Data records for software interfaces:

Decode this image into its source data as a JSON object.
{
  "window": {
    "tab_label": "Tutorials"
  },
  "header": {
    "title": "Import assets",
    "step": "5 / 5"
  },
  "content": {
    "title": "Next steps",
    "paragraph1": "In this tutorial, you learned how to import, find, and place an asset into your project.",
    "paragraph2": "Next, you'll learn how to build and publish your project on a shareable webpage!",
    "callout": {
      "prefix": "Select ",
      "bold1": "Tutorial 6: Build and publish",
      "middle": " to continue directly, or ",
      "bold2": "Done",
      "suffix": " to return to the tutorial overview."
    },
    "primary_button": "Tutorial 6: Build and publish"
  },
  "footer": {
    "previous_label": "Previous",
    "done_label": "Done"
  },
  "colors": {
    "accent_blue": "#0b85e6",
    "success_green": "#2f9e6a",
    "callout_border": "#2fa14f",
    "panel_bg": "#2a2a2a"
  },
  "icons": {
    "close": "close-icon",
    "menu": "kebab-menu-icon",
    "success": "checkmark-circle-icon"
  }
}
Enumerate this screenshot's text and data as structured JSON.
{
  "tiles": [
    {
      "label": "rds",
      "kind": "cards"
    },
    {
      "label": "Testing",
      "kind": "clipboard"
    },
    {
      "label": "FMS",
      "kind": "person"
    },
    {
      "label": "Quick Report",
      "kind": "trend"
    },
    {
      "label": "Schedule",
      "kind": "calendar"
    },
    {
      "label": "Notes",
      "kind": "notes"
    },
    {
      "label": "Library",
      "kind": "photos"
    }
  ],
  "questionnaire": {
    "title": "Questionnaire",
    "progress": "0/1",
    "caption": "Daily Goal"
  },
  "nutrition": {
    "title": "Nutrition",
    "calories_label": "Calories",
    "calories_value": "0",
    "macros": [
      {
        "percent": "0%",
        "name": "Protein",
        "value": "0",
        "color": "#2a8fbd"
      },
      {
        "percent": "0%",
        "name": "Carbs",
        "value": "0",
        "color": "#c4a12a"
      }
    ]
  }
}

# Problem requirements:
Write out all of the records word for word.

# Written solution:
Decode this image into its source data as a JSON object.
{
  "window": {
    "tab_label": "Tutorials"
  },
  "header": {
    "title": "Import assets",
    "step": "5 / 5"
  },
  "content": {
    "title": "Next steps",
    "paragraph1": "In this tutorial, you learned how to import, find, and place an asset into your project.",
    "paragraph2": "Next, you'll learn how to build and publish your project on a shareable webpage!",
    "callout": {
      "prefix": "Select ",
      "bold1": "Tutorial 6: Build and publish",
      "middle": " to continue directly, or ",
      "bold2": "Done",
      "suffix": " to return to the tutorial overview."
    },
    "primary_button": "Tutorial 6: Build and publish"
  },
  "footer": {
    "previous_label": "Previous",
    "done_label": "Done"
  },
  "colors": {
    "accent_blue": "#0b85e6",
    "success_green": "#2f9e6a",
    "callout_border": "#2fa14f",
    "panel_bg": "#2a2a2a"
  },
  "icons": {
    "close": "close-icon",
    "menu": "kebab-menu-icon",
    "success": "checkmark-circle-icon"
  }
}
Enumerate this screenshot's text and data as structured JSON.
{
  "tiles": [
    {
      "label": "rds",
      "kind": "cards"
    },
    {
      "label": "Testing",
      "kind": "clipboard"
    },
    {
      "label": "FMS",
      "kind": "person"
    },
    {
      "label": "Quick Report",
      "kind": "trend"
    },
    {
      "label": "Schedule",
      "kind": "calendar"
    },
    {
      "label": "Notes",
      "kind": "notes"
    },
    {
      "label": "Library",
      "kind": "photos"
    }
  ],
  "questionnaire": {
    "title": "Questionnaire",
    "progress": "0/1",
    "caption": "Daily Goal"
  },
  "nutrition": {
    "title": "Nutrition",
    "calories_label": "Calories",
    "calories_value": "0",
    "macros": [
      {
        "percent": "0%",
        "name": "Protein",
        "value": "0",
        "color": "#2a8fbd"
      },
      {
        "percent": "0%",
        "name": "Carbs",
        "value": "0",
        "color": "#c4a12a"
      }
    ]
  }
}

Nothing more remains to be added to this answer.